• [Data to process]
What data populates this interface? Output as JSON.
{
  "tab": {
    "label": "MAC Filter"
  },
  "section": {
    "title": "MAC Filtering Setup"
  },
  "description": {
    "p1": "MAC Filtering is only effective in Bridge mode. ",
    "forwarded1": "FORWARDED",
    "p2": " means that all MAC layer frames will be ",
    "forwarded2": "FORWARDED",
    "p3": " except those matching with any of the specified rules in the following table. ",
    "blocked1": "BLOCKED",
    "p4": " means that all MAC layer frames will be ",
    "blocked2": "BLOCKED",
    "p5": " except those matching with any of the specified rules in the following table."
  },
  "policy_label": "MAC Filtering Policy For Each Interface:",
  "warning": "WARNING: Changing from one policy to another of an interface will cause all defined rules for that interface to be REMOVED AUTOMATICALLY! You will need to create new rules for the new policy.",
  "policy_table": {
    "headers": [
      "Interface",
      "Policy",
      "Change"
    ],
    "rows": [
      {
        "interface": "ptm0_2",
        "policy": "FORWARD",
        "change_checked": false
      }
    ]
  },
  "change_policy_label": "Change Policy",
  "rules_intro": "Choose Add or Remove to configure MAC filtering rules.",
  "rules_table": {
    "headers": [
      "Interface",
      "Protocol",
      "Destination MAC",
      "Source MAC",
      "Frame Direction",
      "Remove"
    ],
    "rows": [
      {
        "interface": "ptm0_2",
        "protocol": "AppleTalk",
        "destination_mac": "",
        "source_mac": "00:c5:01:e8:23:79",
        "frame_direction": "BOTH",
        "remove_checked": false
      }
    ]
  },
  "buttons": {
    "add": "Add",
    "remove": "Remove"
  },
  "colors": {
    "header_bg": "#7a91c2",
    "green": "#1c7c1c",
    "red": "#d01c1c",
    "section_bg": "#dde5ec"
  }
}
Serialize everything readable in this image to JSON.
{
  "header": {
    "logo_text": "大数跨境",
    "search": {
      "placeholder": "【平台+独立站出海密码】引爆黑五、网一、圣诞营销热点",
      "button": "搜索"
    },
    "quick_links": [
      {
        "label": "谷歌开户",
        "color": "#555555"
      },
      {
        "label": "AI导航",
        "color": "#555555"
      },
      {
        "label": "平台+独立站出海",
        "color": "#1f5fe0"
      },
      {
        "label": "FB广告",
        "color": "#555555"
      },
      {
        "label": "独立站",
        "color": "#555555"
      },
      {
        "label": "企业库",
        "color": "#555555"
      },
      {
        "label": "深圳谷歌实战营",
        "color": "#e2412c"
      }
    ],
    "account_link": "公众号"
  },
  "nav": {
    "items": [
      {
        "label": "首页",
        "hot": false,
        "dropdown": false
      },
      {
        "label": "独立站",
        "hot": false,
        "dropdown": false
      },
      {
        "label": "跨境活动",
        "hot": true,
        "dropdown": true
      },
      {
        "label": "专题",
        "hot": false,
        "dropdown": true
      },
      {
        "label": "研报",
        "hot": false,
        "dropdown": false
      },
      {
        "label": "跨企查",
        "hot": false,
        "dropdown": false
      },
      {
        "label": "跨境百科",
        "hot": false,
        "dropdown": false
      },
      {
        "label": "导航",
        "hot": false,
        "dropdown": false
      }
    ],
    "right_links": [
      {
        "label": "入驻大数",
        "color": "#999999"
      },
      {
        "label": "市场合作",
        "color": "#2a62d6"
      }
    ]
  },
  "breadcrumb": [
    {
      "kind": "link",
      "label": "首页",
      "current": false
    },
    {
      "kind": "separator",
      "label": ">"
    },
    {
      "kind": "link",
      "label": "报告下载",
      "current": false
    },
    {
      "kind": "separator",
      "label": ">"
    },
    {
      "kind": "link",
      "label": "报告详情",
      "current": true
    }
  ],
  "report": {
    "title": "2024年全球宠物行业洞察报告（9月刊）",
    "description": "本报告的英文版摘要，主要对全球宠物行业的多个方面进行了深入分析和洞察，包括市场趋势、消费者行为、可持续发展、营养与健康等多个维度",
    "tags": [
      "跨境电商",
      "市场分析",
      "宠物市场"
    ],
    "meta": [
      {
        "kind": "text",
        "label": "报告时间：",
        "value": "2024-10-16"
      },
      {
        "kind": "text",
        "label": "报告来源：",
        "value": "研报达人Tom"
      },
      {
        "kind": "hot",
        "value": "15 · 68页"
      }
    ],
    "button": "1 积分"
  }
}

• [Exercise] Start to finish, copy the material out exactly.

• [Task result]
What data populates this interface? Output as JSON.
{
  "tab": {
    "label": "MAC Filter"
  },
  "section": {
    "title": "MAC Filtering Setup"
  },
  "description": {
    "p1": "MAC Filtering is only effective in Bridge mode. ",
    "forwarded1": "FORWARDED",
    "p2": " means that all MAC layer frames will be ",
    "forwarded2": "FORWARDED",
    "p3": " except those matching with any of the specified rules in the following table. ",
    "blocked1": "BLOCKED",
    "p4": " means that all MAC layer frames will be ",
    "blocked2": "BLOCKED",
    "p5": " except those matching with any of the specified rules in the following table."
  },
  "policy_label": "MAC Filtering Policy For Each Interface:",
  "warning": "WARNING: Changing from one policy to another of an interface will cause all defined rules for that interface to be REMOVED AUTOMATICALLY! You will need to create new rules for the new policy.",
  "policy_table": {
    "headers": [
      "Interface",
      "Policy",
      "Change"
    ],
    "rows": [
      {
        "interface": "ptm0_2",
        "policy": "FORWARD",
        "change_checked": false
      }
    ]
  },
  "change_policy_label": "Change Policy",
  "rules_intro": "Choose Add or Remove to configure MAC filtering rules.",
  "rules_table": {
    "headers": [
      "Interface",
      "Protocol",
      "Destination MAC",
      "Source MAC",
      "Frame Direction",
      "Remove"
    ],
    "rows": [
      {
        "interface": "ptm0_2",
        "protocol": "AppleTalk",
        "destination_mac": "",
        "source_mac": "00:c5:01:e8:23:79",
        "frame_direction": "BOTH",
        "remove_checked": false
      }
    ]
  },
  "buttons": {
    "add": "Add",
    "remove": "Remove"
  },
  "colors": {
    "header_bg": "#7a91c2",
    "green": "#1c7c1c",
    "red": "#d01c1c",
    "section_bg": "#dde5ec"
  }
}
Serialize everything readable in this image to JSON.
{
  "header": {
    "logo_text": "大数跨境",
    "search": {
      "placeholder": "【平台+独立站出海密码】引爆黑五、网一、圣诞营销热点",
      "button": "搜索"
    },
    "quick_links": [
      {
        "label": "谷歌开户",
        "color": "#555555"
      },
      {
        "label": "AI导航",
        "color": "#555555"
      },
      {
        "label": "平台+独立站出海",
        "color": "#1f5fe0"
      },
      {
        "label": "FB广告",
        "color": "#555555"
      },
      {
        "label": "独立站",
        "color": "#555555"
      },
      {
        "label": "企业库",
        "color": "#555555"
      },
      {
        "label": "深圳谷歌实战营",
        "color": "#e2412c"
      }
    ],
    "account_link": "公众号"
  },
  "nav": {
    "items": [
      {
        "label": "首页",
        "hot": false,
        "dropdown": false
      },
      {
        "label": "独立站",
        "hot": false,
        "dropdown": false
      },
      {
        "label": "跨境活动",
        "hot": true,
        "dropdown": true
      },
      {
        "label": "专题",
        "hot": false,
        "dropdown": true
      },
      {
        "label": "研报",
        "hot": false,
        "dropdown": false
      },
      {
        "label": "跨企查",
        "hot": false,
        "dropdown": false
      },
      {
        "label": "跨境百科",
        "hot": false,
        "dropdown": false
      },
      {
        "label": "导航",
        "hot": false,
        "dropdown": false
      }
    ],
    "right_links": [
      {
        "label": "入驻大数",
        "color": "#999999"
      },
      {
        "label": "市场合作",
        "color": "#2a62d6"
      }
    ]
  },
  "breadcrumb": [
    {
      "kind": "link",
      "label": "首页",
      "current": false
    },
    {
      "kind": "separator",
      "label": ">"
    },
    {
      "kind": "link",
      "label": "报告下载",
      "current": false
    },
    {
      "kind": "separator",
      "label": ">"
    },
    {
      "kind": "link",
      "label": "报告详情",
      "current": true
    }
  ],
  "report": {
    "title": "2024年全球宠物行业洞察报告（9月刊）",
    "description": "本报告的英文版摘要，主要对全球宠物行业的多个方面进行了深入分析和洞察，包括市场趋势、消费者行为、可持续发展、营养与健康等多个维度",
    "tags": [
      "跨境电商",
      "市场分析",
      "宠物市场"
    ],
    "meta": [
      {
        "kind": "text",
        "label": "报告时间：",
        "value": "2024-10-16"
      },
      {
        "kind": "text",
        "label": "报告来源：",
        "value": "研报达人Tom"
      },
      {
        "kind": "hot",
        "value": "15 · 68页"
      }
    ],
    "button": "1 积分"
  }
}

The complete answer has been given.